▶ [Work to be completed]: For every record here, output an exact copy.

===============

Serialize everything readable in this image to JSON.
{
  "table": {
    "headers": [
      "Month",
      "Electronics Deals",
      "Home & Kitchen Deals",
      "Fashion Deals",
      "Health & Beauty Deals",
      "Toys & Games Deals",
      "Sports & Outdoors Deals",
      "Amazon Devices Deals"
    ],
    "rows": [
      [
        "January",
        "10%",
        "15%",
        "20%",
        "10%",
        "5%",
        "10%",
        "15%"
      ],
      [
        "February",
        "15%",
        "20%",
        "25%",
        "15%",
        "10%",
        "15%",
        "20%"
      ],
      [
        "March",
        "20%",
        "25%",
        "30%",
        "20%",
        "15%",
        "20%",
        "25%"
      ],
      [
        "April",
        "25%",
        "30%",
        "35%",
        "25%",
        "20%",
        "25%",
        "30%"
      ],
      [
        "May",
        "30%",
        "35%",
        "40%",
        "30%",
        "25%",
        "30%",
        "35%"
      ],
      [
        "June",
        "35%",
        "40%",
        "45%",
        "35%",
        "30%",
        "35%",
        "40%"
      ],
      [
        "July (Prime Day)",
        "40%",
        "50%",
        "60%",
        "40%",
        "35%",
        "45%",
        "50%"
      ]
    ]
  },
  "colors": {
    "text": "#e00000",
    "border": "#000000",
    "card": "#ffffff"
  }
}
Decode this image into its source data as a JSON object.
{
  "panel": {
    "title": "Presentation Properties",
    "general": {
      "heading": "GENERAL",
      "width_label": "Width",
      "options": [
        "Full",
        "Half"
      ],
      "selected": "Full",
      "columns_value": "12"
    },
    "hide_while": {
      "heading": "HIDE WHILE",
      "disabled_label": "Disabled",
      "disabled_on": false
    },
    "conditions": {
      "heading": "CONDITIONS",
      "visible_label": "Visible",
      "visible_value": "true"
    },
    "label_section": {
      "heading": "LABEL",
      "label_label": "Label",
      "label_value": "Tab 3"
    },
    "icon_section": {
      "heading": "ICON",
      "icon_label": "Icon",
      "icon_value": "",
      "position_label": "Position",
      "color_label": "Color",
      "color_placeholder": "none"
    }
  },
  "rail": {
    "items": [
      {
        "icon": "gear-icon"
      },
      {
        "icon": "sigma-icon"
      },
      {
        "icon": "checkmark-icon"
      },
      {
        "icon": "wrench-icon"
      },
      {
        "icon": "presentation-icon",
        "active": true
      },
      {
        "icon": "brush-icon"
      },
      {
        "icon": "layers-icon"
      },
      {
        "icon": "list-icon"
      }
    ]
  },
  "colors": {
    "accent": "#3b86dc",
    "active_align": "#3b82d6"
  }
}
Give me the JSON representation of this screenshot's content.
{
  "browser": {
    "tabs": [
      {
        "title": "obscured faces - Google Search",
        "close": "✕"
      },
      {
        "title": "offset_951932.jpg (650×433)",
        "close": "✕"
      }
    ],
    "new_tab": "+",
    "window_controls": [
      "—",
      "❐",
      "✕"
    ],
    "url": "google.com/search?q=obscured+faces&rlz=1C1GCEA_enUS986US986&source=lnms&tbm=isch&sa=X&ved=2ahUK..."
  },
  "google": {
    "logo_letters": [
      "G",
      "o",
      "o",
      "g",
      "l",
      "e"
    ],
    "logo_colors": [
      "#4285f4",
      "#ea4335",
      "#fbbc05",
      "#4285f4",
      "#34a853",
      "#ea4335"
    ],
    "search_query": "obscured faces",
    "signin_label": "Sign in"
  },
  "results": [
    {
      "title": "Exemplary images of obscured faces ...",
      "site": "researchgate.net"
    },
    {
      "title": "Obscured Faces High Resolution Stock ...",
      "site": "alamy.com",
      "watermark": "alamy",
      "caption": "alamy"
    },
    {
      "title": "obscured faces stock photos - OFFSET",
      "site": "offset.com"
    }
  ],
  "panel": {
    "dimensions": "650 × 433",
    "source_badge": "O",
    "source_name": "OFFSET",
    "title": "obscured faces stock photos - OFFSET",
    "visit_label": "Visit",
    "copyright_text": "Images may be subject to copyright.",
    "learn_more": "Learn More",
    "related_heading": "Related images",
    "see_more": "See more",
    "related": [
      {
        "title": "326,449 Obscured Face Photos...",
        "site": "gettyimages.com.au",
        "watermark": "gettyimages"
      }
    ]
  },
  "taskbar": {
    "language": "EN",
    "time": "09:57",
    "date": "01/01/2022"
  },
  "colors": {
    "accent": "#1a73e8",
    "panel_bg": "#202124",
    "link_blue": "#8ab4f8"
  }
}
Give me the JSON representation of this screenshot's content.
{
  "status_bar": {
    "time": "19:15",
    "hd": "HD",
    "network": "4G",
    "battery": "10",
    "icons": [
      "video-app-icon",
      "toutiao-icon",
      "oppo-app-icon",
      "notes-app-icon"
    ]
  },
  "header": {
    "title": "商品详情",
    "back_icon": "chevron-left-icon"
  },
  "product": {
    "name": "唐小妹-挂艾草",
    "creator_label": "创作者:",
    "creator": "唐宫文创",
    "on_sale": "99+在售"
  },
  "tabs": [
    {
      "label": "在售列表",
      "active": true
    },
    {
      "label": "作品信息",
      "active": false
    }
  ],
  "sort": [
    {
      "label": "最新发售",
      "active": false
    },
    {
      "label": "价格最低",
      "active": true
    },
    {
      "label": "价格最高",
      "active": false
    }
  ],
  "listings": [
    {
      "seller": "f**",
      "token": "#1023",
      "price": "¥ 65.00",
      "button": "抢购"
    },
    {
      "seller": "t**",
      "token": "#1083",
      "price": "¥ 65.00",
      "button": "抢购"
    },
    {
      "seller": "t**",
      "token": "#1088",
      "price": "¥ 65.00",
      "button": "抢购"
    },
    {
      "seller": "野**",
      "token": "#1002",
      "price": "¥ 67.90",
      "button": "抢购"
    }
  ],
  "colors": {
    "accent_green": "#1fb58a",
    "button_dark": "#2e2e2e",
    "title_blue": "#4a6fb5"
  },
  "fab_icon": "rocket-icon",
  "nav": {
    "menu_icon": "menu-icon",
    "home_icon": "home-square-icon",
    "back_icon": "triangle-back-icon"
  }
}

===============

▶ [Result of this task]:
Serialize everything readable in this image to JSON.
{
  "table": {
    "headers": [
      "Month",
      "Electronics Deals",
      "Home & Kitchen Deals",
      "Fashion Deals",
      "Health & Beauty Deals",
      "Toys & Games Deals",
      "Sports & Outdoors Deals",
      "Amazon Devices Deals"
    ],
    "rows": [
      [
        "January",
        "10%",
        "15%",
        "20%",
        "10%",
        "5%",
        "10%",
        "15%"
      ],
      [
        "February",
        "15%",
        "20%",
        "25%",
        "15%",
        "10%",
        "15%",
        "20%"
      ],
      [
        "March",
        "20%",
        "25%",
        "30%",
        "20%",
        "15%",
        "20%",
        "25%"
      ],
      [
        "April",
        "25%",
        "30%",
        "35%",
        "25%",
        "20%",
        "25%",
        "30%"
      ],
      [
        "May",
        "30%",
        "35%",
        "40%",
        "30%",
        "25%",
        "30%",
        "35%"
      ],
      [
        "June",
        "35%",
        "40%",
        "45%",
        "35%",
        "30%",
        "35%",
        "40%"
      ],
      [
        "July (Prime Day)",
        "40%",
        "50%",
        "60%",
        "40%",
        "35%",
        "45%",
        "50%"
      ]
    ]
  },
  "colors": {
    "text": "#e00000",
    "border": "#000000",
    "card": "#ffffff"
  }
}
Decode this image into its source data as a JSON object.
{
  "panel": {
    "title": "Presentation Properties",
    "general": {
      "heading": "GENERAL",
      "width_label": "Width",
      "options": [
        "Full",
        "Half"
      ],
      "selected": "Full",
      "columns_value": "12"
    },
    "hide_while": {
      "heading": "HIDE WHILE",
      "disabled_label": "Disabled",
      "disabled_on": false
    },
    "conditions": {
      "heading": "CONDITIONS",
      "visible_label": "Visible",
      "visible_value": "true"
    },
    "label_section": {
      "heading": "LABEL",
      "label_label": "Label",
      "label_value": "Tab 3"
    },
    "icon_section": {
      "heading": "ICON",
      "icon_label": "Icon",
      "icon_value": "",
      "position_label": "Position",
      "color_label": "Color",
      "color_placeholder": "none"
    }
  },
  "rail": {
    "items": [
      {
        "icon": "gear-icon"
      },
      {
        "icon": "sigma-icon"
      },
      {
        "icon": "checkmark-icon"
      },
      {
        "icon": "wrench-icon"
      },
      {
        "icon": "presentation-icon",
        "active": true
      },
      {
        "icon": "brush-icon"
      },
      {
        "icon": "layers-icon"
      },
      {
        "icon": "list-icon"
      }
    ]
  },
  "colors": {
    "accent": "#3b86dc",
    "active_align": "#3b82d6"
  }
}
Give me the JSON representation of this screenshot's content.
{
  "browser": {
    "tabs": [
      {
        "title": "obscured faces - Google Search",
        "close": "✕"
      },
      {
        "title": "offset_951932.jpg (650×433)",
        "close": "✕"
      }
    ],
    "new_tab": "+",
    "window_controls": [
      "—",
      "❐",
      "✕"
    ],
    "url": "google.com/search?q=obscured+faces&rlz=1C1GCEA_enUS986US986&source=lnms&tbm=isch&sa=X&ved=2ahUK..."
  },
  "google": {
    "logo_letters": [
      "G",
      "o",
      "o",
      "g",
      "l",
      "e"
    ],
    "logo_colors": [
      "#4285f4",
      "#ea4335",
      "#fbbc05",
      "#4285f4",
      "#34a853",
      "#ea4335"
    ],
    "search_query": "obscured faces",
    "signin_label": "Sign in"
  },
  "results": [
    {
      "title": "Exemplary images of obscured faces ...",
      "site": "researchgate.net"
    },
    {
      "title": "Obscured Faces High Resolution Stock ...",
      "site": "alamy.com",
      "watermark": "alamy",
      "caption": "alamy"
    },
    {
      "title": "obscured faces stock photos - OFFSET",
      "site": "offset.com"
    }
  ],
  "panel": {
    "dimensions": "650 × 433",
    "source_badge": "O",
    "source_name": "OFFSET",
    "title": "obscured faces stock photos - OFFSET",
    "visit_label": "Visit",
    "copyright_text": "Images may be subject to copyright.",
    "learn_more": "Learn More",
    "related_heading": "Related images",
    "see_more": "See more",
    "related": [
      {
        "title": "326,449 Obscured Face Photos...",
        "site": "gettyimages.com.au",
        "watermark": "gettyimages"
      }
    ]
  },
  "taskbar": {
    "language": "EN",
    "time": "09:57",
    "date": "01/01/2022"
  },
  "colors": {
    "accent": "#1a73e8",
    "panel_bg": "#202124",
    "link_blue": "#8ab4f8"
  }
}
Give me the JSON representation of this screenshot's content.
{
  "status_bar": {
    "time": "19:15",
    "hd": "HD",
    "network": "4G",
    "battery": "10",
    "icons": [
      "video-app-icon",
      "toutiao-icon",
      "oppo-app-icon",
      "notes-app-icon"
    ]
  },
  "header": {
    "title": "商品详情",
    "back_icon": "chevron-left-icon"
  },
  "product": {
    "name": "唐小妹-挂艾草",
    "creator_label": "创作者:",
    "creator": "唐宫文创",
    "on_sale": "99+在售"
  },
  "tabs": [
    {
      "label": "在售列表",
      "active": true
    },
    {
      "label": "作品信息",
      "active": false
    }
  ],
  "sort": [
    {
      "label": "最新发售",
      "active": false
    },
    {
      "label": "价格最低",
      "active": true
    },
    {
      "label": "价格最高",
      "active": false
    }
  ],
  "listings": [
    {
      "seller": "f**",
      "token": "#1023",
      "price": "¥ 65.00",
      "button": "抢购"
    },
    {
      "seller": "t**",
      "token": "#1083",
      "price": "¥ 65.00",
      "button": "抢购"
    },
    {
      "seller": "t**",
      "token": "#1088",
      "price": "¥ 65.00",
      "button": "抢购"
    },
    {
      "seller": "野**",
      "token": "#1002",
      "price": "¥ 67.90",
      "button": "抢购"
    }
  ],
  "colors": {
    "accent_green": "#1fb58a",
    "button_dark": "#2e2e2e",
    "title_blue": "#4a6fb5"
  },
  "fab_icon": "rocket-icon",
  "nav": {
    "menu_icon": "menu-icon",
    "home_icon": "home-square-icon",
    "back_icon": "triangle-back-icon"
  }
}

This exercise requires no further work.